Amy McMichael, MD, discusses the impact of psoriasis on a patient’s quality of life.
Ryan Haumschild, PharmD, MS, MBA: You touched on this already, but if you would go into it a little deeper. When you’re identifying patients with psoriasis compared with other skin diseases, how do you create a differential diagnosis across the skin types? How do you differentiate that postinflammatory hyperpigmentation compared with other active inflammation with skin of color?
Amy McMichael, MD: That’s a great question. Part of it is looking for the patterns. Psoriasis is still a disease that likes to be symmetrical and likes to go to certain areas. Typically the scalp, umbilicus, gluteal cleft, gluteal fold, and places physicians often don’t look, but you can ask patients if they have involvement there. They’ll tell you even if they’re covered with clothing at the time. Ask about that. Look at the elbows, and once you start to treat, if you’re treating for eczema or something that’s not psoriasis and the patient isn’t responding, that might give you an indication to do a biopsy. I tend to biopsy early and often. I especially do it in children because I want to document that they have this, so that they don’t go through adulthood without the correct diagnosis.

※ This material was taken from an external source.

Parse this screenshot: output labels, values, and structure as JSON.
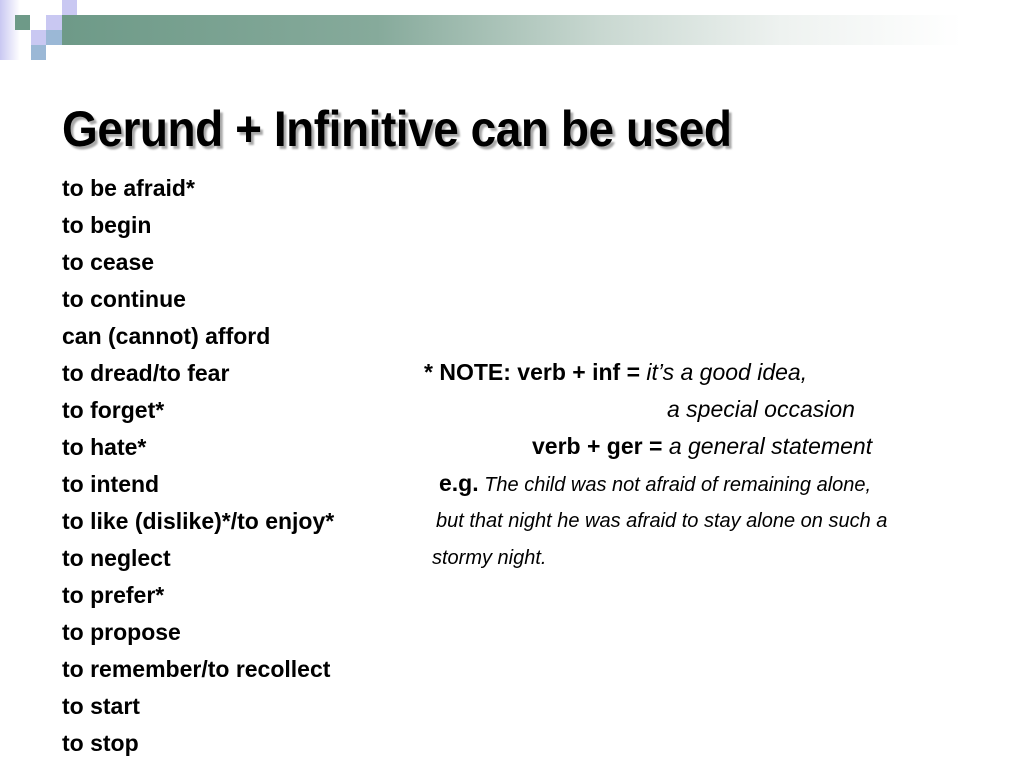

Biopsy early and pay attention to the patient. If they’re telling you they’re using their drugs, the topicals, whatever systemic agent you’re giving them, and they still have very thick lesions, and you’re thinking something like prurigo nodularis or lichen simplex chronicus, then you’re going down the wrong path. If they’re not responding, then that’s the time to do a biopsy and to consider psoriasis. But those special areas give us a hint. We need to go toward the psoriasis diagnosis.
Ryan Haumschild, PharmD, MS, MBA: Recognizing psoriasis is so important because it impacts the lives of these patients. It impacts their ability to stay compliant with treatment. Honestly, at the end of the day, it impacts their quality of life. Dr Lopes, I’d like to transition to you. When we think about psoriasis impacting the quality of life, how does the quality of life differ across skin prototypes? If someone is misdiagnosed or underdiagnosed, how does that impact their quality of life?
Maria Lopes, MD, MS: When you have a disease, usually you’re focused on not just symptoms but also what’s happening around you and what impact it’s having on your function. Psoriasis can have a detrimental impact. It’s been quantified to be similar to other diseases, like ischemic heart disease, diabetes, and even cancer. Among patients with psoriasis, the prevalence of anxiety, depression, anger, and even suicidal ideation is quite common. So are feelings of rejection and stigma. Depending on where the lesions are and how visible they are on the face, hands, or feet has implications for not only function but also this feeling of stigma.
It’s very important to diagnose correctly and also to then address what the implication for these lesions on patients’ quality of life, and how you treat the whole patient. Not just impose your values on the presumption that patients are taking medications as prescribed, but asking what’s important to the patient, how they’re feeling, and what other elements are part of their life. Psoriasis can also be part of other comorbidities, including diabetes and heart disease. Obesity is often a risk factor for psoriasis. It’s important to take all this into consideration because, at the end of the day, you’re treating the whole patient.
Ryan Haumschild, PharmD, MS, MBA: You hit on some important topics. Patients living with this disease oftentimes might feel a little bit of shame. They might not have the greatest mental wellness and metabolic disease, and those comorbidities also lead to more difficult treatment because we want to make sure they’re having that therapeutic effect. We’re seeing clinical improvement, and we’re recognizing it early on, so patients aren’t suffering significantly from this disease. When I think about that, and if I think about a misdiagnosis, there’s also a lot of health care resource utilization that comes with these patients. Dr Sherman, what are the drivers of health care resource utilization in patients with psoriasis?
Bruce Sherman, MD, FCCP, FACOEM: From our experience, in terms of commercially insured populations and individuals with commercial employer-sponsored insurance, the bulk of health care utilization relates to ambulatory services. That’s the primary component of health care resource utilization, particularly in relation to medications for the topical treatment of psoriasis. A minority of individuals with psoriasis may be receiving biologic medications, which may contribute substantially to health care costs for those individuals. But by and large, this is an ambulatory disease and is focused on medication services or medication use primarily.
Ryan Haumschild, PharmD, MS, MBA: That’s why it’s so important for us to have an accurate diagnosis and make sure these patients have good adherence and a proportion of days covered, so they can get the benefit we’re looking for.
Transcript edited for clarity.